Bumstead remained steadfast about keeping the weight relative to stimulate the muscle fully. His mind-muscle connection was a feature of this workout so that he could grow a better back for the competition stage.
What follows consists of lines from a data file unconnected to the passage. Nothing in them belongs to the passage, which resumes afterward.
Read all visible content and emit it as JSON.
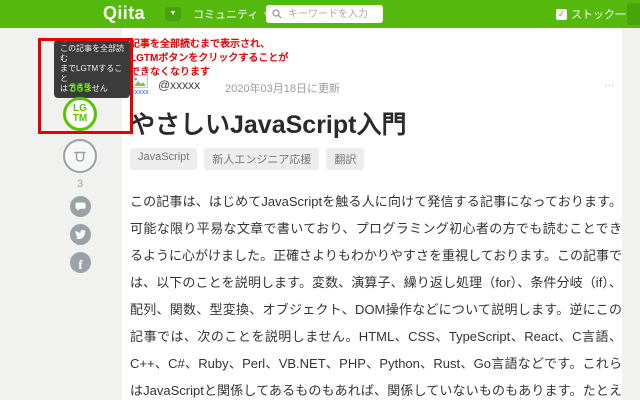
{
  "header": {
    "logo": "Qiita",
    "logo_caret": "▼",
    "community": "コミュニティ",
    "community_caret": "▼",
    "search_placeholder": "キーワードを入力",
    "stock_check": "✓",
    "stock_list": "ストック一覧"
  },
  "colors": {
    "brand_green": "#55b90d",
    "lgtm_green": "#55c500",
    "annotation_red": "#e60000",
    "icon_gray": "#9aa2a8"
  },
  "annotation": {
    "tooltip_lines": [
      "この記事を全部読む",
      "までLGTMすること",
      "はできません"
    ],
    "note_lines": [
      "記事を全部読むまで表示され、",
      "LGTMボタンをクリックすることが",
      "できなくなります"
    ]
  },
  "sidebar": {
    "lgtm_count": "365",
    "lgtm_line1": "LG",
    "lgtm_line2": "TM",
    "comment_count": "3",
    "facebook_glyph": "f",
    "icons": {
      "stock": "stock-icon",
      "comment": "comment-icon",
      "twitter": "twitter-icon",
      "facebook": "facebook-icon"
    }
  },
  "article": {
    "avatar_label": "xxxxx",
    "author": "@xxxxx",
    "updated": "2020年03月18日に更新",
    "more_menu": "…",
    "title": "やさしいJavaScript入門",
    "tags": [
      "JavaScript",
      "新人エンジニア応援",
      "翻訳"
    ],
    "body": "この記事は、はじめてJavaScriptを触る人に向けて発信する記事になっております。可能な限り平易な文章で書いており、プログラミング初心者の方でも読むことできるように心がけました。正確さよりもわかりやすさを重視しております。この記事では、以下のことを説明します。変数、演算子、繰り返し処理（for）、条件分岐（if）、配列、関数、型変換、オブジェクト、DOM操作などについて説明します。逆にこの記事では、次のことを説明しません。HTML、CSS、TypeScript、React、C言語、C++、C#、Ruby、Perl、VB.NET、PHP、Python、Rust、Go言語などです。これらはJavaScriptと関係してあるものもあれば、関係していないものもあります。たとえばHTMLやCSSはフロントエンドにおいてJavaScriptといっしょに使われることはありますが、C言語やC++言語とはいっしょに使われることは少ないです。このように、プログラミング言語と言っても、いろいろあるんですね。HTMLとCSSはプログラミング言語ではないので、厳密には違うんですけど。まあ、ともあれ、早速学んでいきましょう。ぐだぐだと書かれた文章を読むより、一行でもコードを書いたほうがいいですし、あなたもコードを書きたくてウズウズしていますよね？その意気です！20年前、私が初めてプログラミングに出会ったのは学生の頃ですが、そのときに初めてHelloWorldをしたときの感動をよく覚えています。興奮のあまり、つ"
  }
}
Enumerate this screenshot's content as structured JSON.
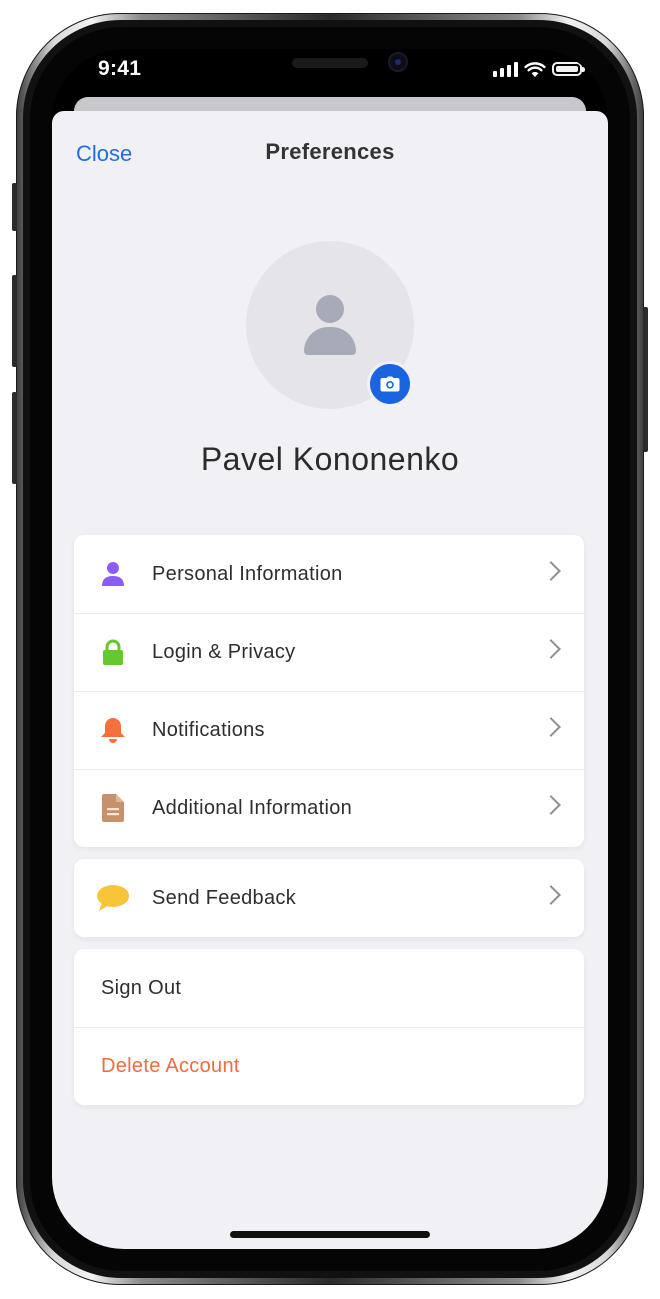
{
  "status_bar": {
    "time": "9:41"
  },
  "nav": {
    "close_label": "Close",
    "title": "Preferences"
  },
  "profile": {
    "name": "Pavel Kononenko"
  },
  "menu_main": [
    {
      "label": "Personal Information",
      "icon": "person-icon",
      "color": "#8b5cf6"
    },
    {
      "label": "Login & Privacy",
      "icon": "lock-icon",
      "color": "#65c82e"
    },
    {
      "label": "Notifications",
      "icon": "bell-icon",
      "color": "#f4703c"
    },
    {
      "label": "Additional Information",
      "icon": "document-icon",
      "color": "#c7916a"
    }
  ],
  "menu_feedback": [
    {
      "label": "Send Feedback",
      "icon": "speech-bubble-icon",
      "color": "#f7c43a"
    }
  ],
  "menu_account": {
    "sign_out": "Sign Out",
    "delete_account": "Delete Account"
  },
  "colors": {
    "accent": "#1f6fe0",
    "danger": "#f26b3a",
    "background": "#f1f1f5"
  }
}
We’ll see if the comparison photos from the 2021 Olympia display an overall improved package for Bumstead after he attempts his fourth title win on the 2022 Olympia stage.

Featured image: @cbum on Instagram